Even the prolific Dickens struggled with writer’s block.
Ever struggled to write? It’s a problem that most authors face, even those as great as Charles Dickens. Given the length of so many of Dickens’s novels, it is difficult to believe that he ever had a moment’s hesitation when he sat down to write. But Dickens was not immune to writer’s block, or the anxiety induced by the sight of a blank page and an impending deadline. And, by Dickens’s own admission, he wasn’t much fun to be around when the words just wouldn’t flow.
This letter, in which he describes his anguish at being unable to write, was written to Angela Burdett-Coutts on 19 February 1856, as he struggled with Little Dorrit. Unable to write part six (chapters 19 to 22), he found himself “Prowling about the rooms, sitting down, getting up, stirring the fire, looking out of [the] window, tearing my hair, sitting down to write, writing nothing, writing something and tearing it up, going out, coming in, a Monster to my family, a dread Phenomonon to myself.” Nevertheless, Dickens surmounted his difficulties and met his deadline a few weeks later, on March 8. This letter shows that even when Dickens couldn’t produce fiction, he could always write an amusing, self-dramatizing letter to a friend.
To Miss Burdett-Coutts, 19 February 1856
49 Champs Elysées, Tuesday Nineteenth February 1856
My Dear Miss Coutts.
Walter was born on 8th. of February 1841. His name (a mild one) is Walter Landor. Birthday, eighth of February eighteen hundred and forty one. Name, Walter Landor. No vegetable designation, no flower, no beast, no terrors of any description.
I don't know Dr. Sandwith.

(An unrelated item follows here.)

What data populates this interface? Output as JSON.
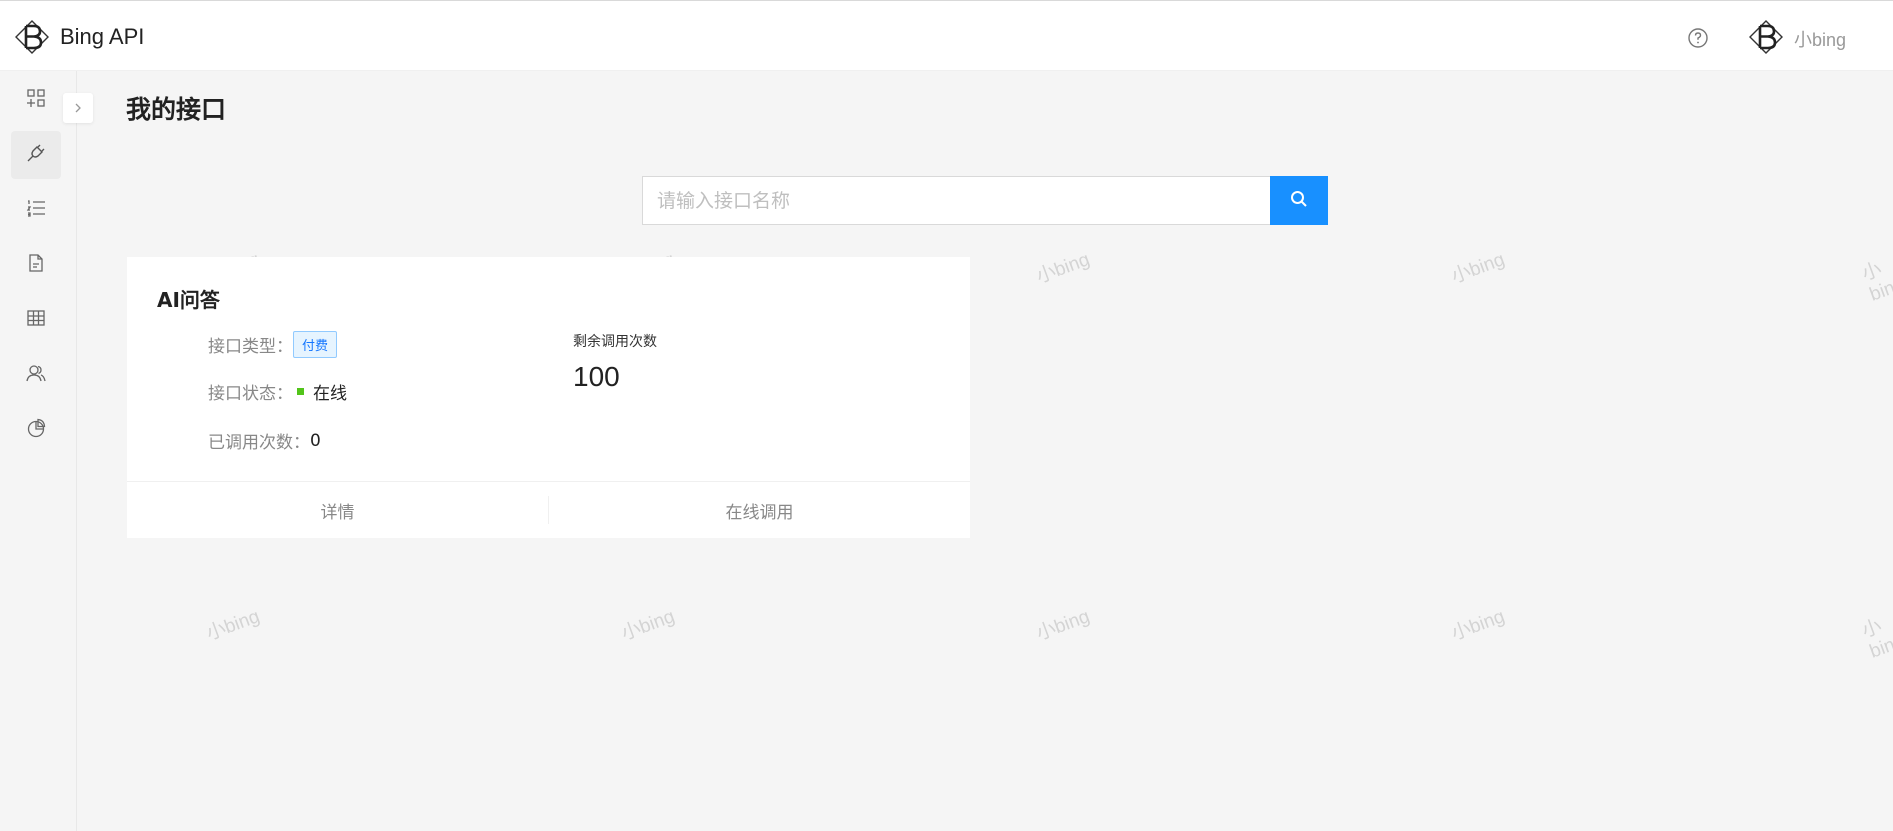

Your note finds me settling myself to Little Dorrit again, and in the usual wretchedness of such settlement — which is unsettlement. Prowling about the rooms, sitting down, getting up, stirring the fire, looking out of window, tearing my hair, sitting down to write, writing nothing, writing something and tearing it up, going out, coming in, a Monster to my family, a dread Phenomonon to myself, &c &c &c
With love to Mrs. Brown
Ever Dear Miss Coutts | Most Faithfully & affec Yours